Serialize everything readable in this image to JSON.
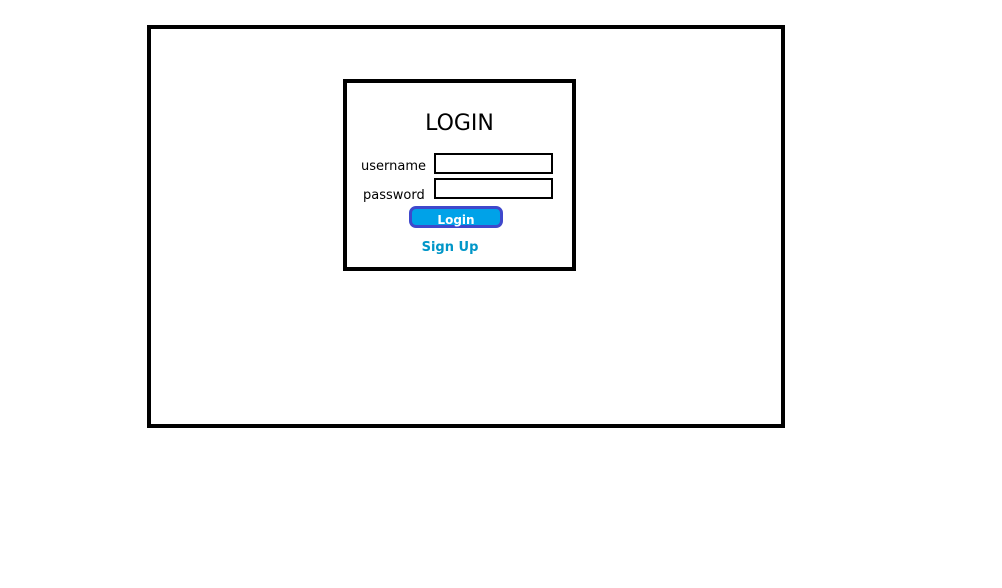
{
  "login": {
    "title": "LOGIN",
    "username_label": "username",
    "password_label": "password",
    "username_value": "",
    "password_value": "",
    "button_label": "Login",
    "signup_label": "Sign Up"
  },
  "colors": {
    "button_fill": "#00a2e8",
    "button_border": "#3f48cc",
    "link": "#0096c8"
  }
}
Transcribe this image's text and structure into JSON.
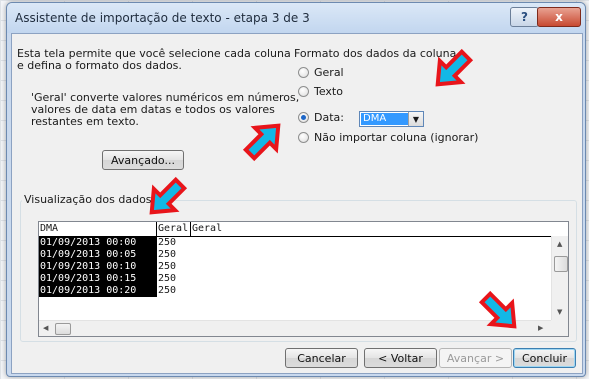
{
  "window": {
    "title": "Assistente de importação de texto - etapa 3 de 3",
    "help_label": "?",
    "close_label": "x"
  },
  "intro": {
    "line1": "Esta tela permite que você selecione cada coluna",
    "line2": "e defina o formato dos dados."
  },
  "general_info": {
    "line1": "'Geral' converte valores numéricos em números,",
    "line2": "valores de data em datas e todos os valores",
    "line3": "restantes em texto."
  },
  "advanced_button": "Avançado...",
  "column_format": {
    "title": "Formato dos dados da coluna",
    "options": [
      {
        "label": "Geral",
        "checked": false
      },
      {
        "label": "Texto",
        "checked": false
      },
      {
        "label": "Data:",
        "checked": true
      },
      {
        "label": "Não importar coluna (ignorar)",
        "checked": false
      }
    ],
    "date_format": "DMA"
  },
  "preview": {
    "title": "Visualização dos dados",
    "headers": [
      "DMA",
      "Geral",
      "Geral"
    ],
    "rows": [
      [
        "01/09/2013 00:00",
        "250"
      ],
      [
        "01/09/2013 00:05",
        "250"
      ],
      [
        "01/09/2013 00:10",
        "250"
      ],
      [
        "01/09/2013 00:15",
        "250"
      ],
      [
        "01/09/2013 00:20",
        "250"
      ]
    ]
  },
  "buttons": {
    "cancel": "Cancelar",
    "back": "< Voltar",
    "next": "Avançar >",
    "finish": "Concluir"
  },
  "colors": {
    "arrow_fill": "#12b8e6",
    "arrow_border": "#e8151b",
    "selection": "#000000",
    "dropdown_highlight": "#3399ff"
  }
}
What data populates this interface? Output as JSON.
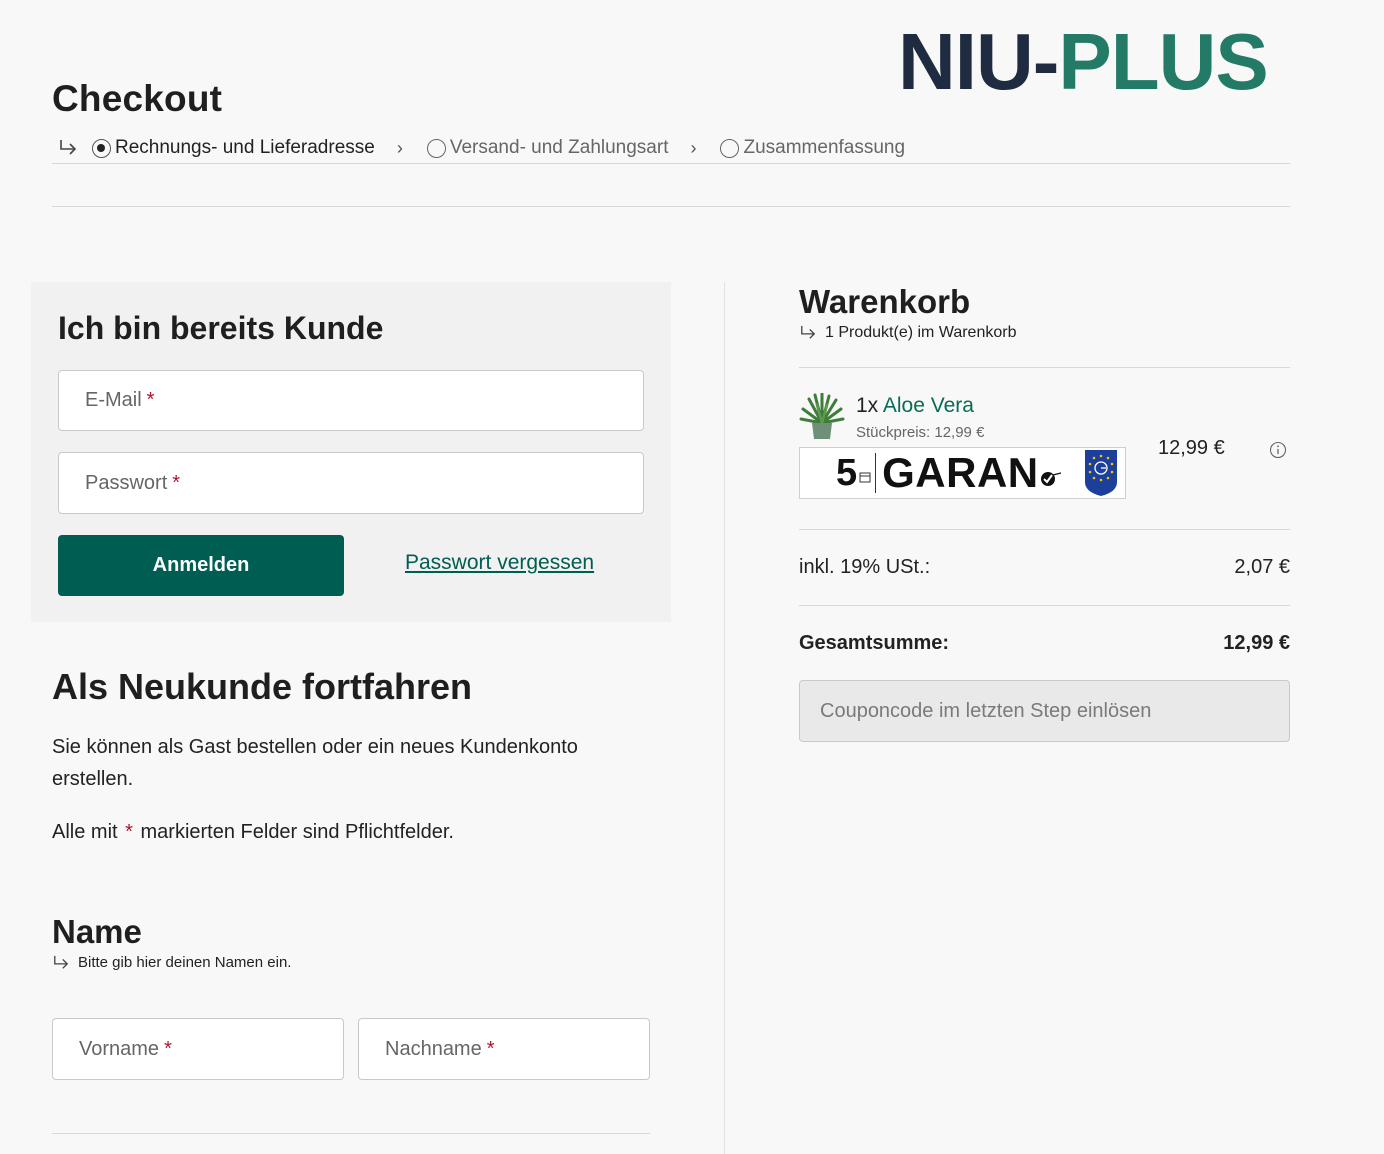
{
  "header": {
    "title": "Checkout",
    "logo": {
      "part1": "NIU-",
      "part2": "PLUS",
      "brand_color_dark": "#1e2b40",
      "brand_color_green": "#237a66"
    },
    "steps": [
      {
        "label": "Rechnungs- und Lieferadresse",
        "active": true
      },
      {
        "label": "Versand- und Zahlungsart",
        "active": false
      },
      {
        "label": "Zusammenfassung",
        "active": false
      }
    ]
  },
  "login": {
    "title": "Ich bin bereits Kunde",
    "email_placeholder": "E-Mail",
    "password_placeholder": "Passwort",
    "required_marker": "*",
    "submit_label": "Anmelden",
    "forgot_label": "Passwort vergessen"
  },
  "guest": {
    "title": "Als Neukunde fortfahren",
    "text_line1": "Sie können als Gast bestellen oder ein neues Kundenkonto",
    "text_line2": "erstellen.",
    "required_prefix": "Alle mit",
    "required_suffix": "markierten Felder sind Pflichtfelder.",
    "required_marker": "*"
  },
  "name_section": {
    "title": "Name",
    "hint": "Bitte gib hier deinen Namen ein.",
    "first_name_placeholder": "Vorname",
    "last_name_placeholder": "Nachname",
    "required_marker": "*"
  },
  "cart": {
    "title": "Warenkorb",
    "count_text": "1 Produkt(e) im Warenkorb",
    "item": {
      "quantity": "1x",
      "name": "Aloe Vera",
      "unit_price": "Stückpreis: 12,99 €",
      "price": "12,99 €",
      "guarantee_years": "5",
      "guarantee_word": "GARAN"
    },
    "tax_label": "inkl. 19% USt.:",
    "tax_value": "2,07 €",
    "total_label": "Gesamtsumme:",
    "total_value": "12,99 €",
    "coupon_placeholder": "Couponcode im letzten Step einlösen"
  },
  "colors": {
    "accent": "#005d52",
    "required": "#b0122d",
    "link": "#0a6b58"
  }
}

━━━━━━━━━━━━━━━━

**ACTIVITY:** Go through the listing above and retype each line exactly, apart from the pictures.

**COMPLETED TASK:**
Serialize everything readable in this image to JSON.
{
  "login": {
    "title": "LOGIN",
    "username_label": "username",
    "password_label": "password",
    "username_value": "",
    "password_value": "",
    "button_label": "Login",
    "signup_label": "Sign Up"
  },
  "colors": {
    "button_fill": "#00a2e8",
    "button_border": "#3f48cc",
    "link": "#0096c8"
  }
}
Transcribe this image's text and structure into JSON.
{
  "window": {
    "title": "Assistente de importação de texto - etapa 3 de 3",
    "help_label": "?",
    "close_label": "x"
  },
  "intro": {
    "line1": "Esta tela permite que você selecione cada coluna",
    "line2": "e defina o formato dos dados."
  },
  "general_info": {
    "line1": "'Geral' converte valores numéricos em números,",
    "line2": "valores de data em datas e todos os valores",
    "line3": "restantes em texto."
  },
  "advanced_button": "Avançado...",
  "column_format": {
    "title": "Formato dos dados da coluna",
    "options": [
      {
        "label": "Geral",
        "checked": false
      },
      {
        "label": "Texto",
        "checked": false
      },
      {
        "label": "Data:",
        "checked": true
      },
      {
        "label": "Não importar coluna (ignorar)",
        "checked": false
      }
    ],
    "date_format": "DMA"
  },
  "preview": {
    "title": "Visualização dos dados",
    "headers": [
      "DMA",
      "Geral",
      "Geral"
    ],
    "rows": [
      [
        "01/09/2013 00:00",
        "250"
      ],
      [
        "01/09/2013 00:05",
        "250"
      ],
      [
        "01/09/2013 00:10",
        "250"
      ],
      [
        "01/09/2013 00:15",
        "250"
      ],
      [
        "01/09/2013 00:20",
        "250"
      ]
    ]
  },
  "buttons": {
    "cancel": "Cancelar",
    "back": "< Voltar",
    "next": "Avançar >",
    "finish": "Concluir"
  },
  "colors": {
    "arrow_fill": "#12b8e6",
    "arrow_border": "#e8151b",
    "selection": "#000000",
    "dropdown_highlight": "#3399ff"
  }
}
What data populates this interface? Output as JSON.
{
  "header": {
    "title": "Checkout",
    "logo": {
      "part1": "NIU-",
      "part2": "PLUS",
      "brand_color_dark": "#1e2b40",
      "brand_color_green": "#237a66"
    },
    "steps": [
      {
        "label": "Rechnungs- und Lieferadresse",
        "active": true
      },
      {
        "label": "Versand- und Zahlungsart",
        "active": false
      },
      {
        "label": "Zusammenfassung",
        "active": false
      }
    ]
  },
  "login": {
    "title": "Ich bin bereits Kunde",
    "email_placeholder": "E-Mail",
    "password_placeholder": "Passwort",
    "required_marker": "*",
    "submit_label": "Anmelden",
    "forgot_label": "Passwort vergessen"
  },
  "guest": {
    "title": "Als Neukunde fortfahren",
    "text_line1": "Sie können als Gast bestellen oder ein neues Kundenkonto",
    "text_line2": "erstellen.",
    "required_prefix": "Alle mit",
    "required_suffix": "markierten Felder sind Pflichtfelder.",
    "required_marker": "*"
  },
  "name_section": {
    "title": "Name",
    "hint": "Bitte gib hier deinen Namen ein.",
    "first_name_placeholder": "Vorname",
    "last_name_placeholder": "Nachname",
    "required_marker": "*"
  },
  "cart": {
    "title": "Warenkorb",
    "count_text": "1 Produkt(e) im Warenkorb",
    "item": {
      "quantity": "1x",
      "name": "Aloe Vera",
      "unit_price": "Stückpreis: 12,99 €",
      "price": "12,99 €",
      "guarantee_years": "5",
      "guarantee_word": "GARAN"
    },
    "tax_label": "inkl. 19% USt.:",
    "tax_value": "2,07 €",
    "total_label": "Gesamtsumme:",
    "total_value": "12,99 €",
    "coupon_placeholder": "Couponcode im letzten Step einlösen"
  },
  "colors": {
    "accent": "#005d52",
    "required": "#b0122d",
    "link": "#0a6b58"
  }
}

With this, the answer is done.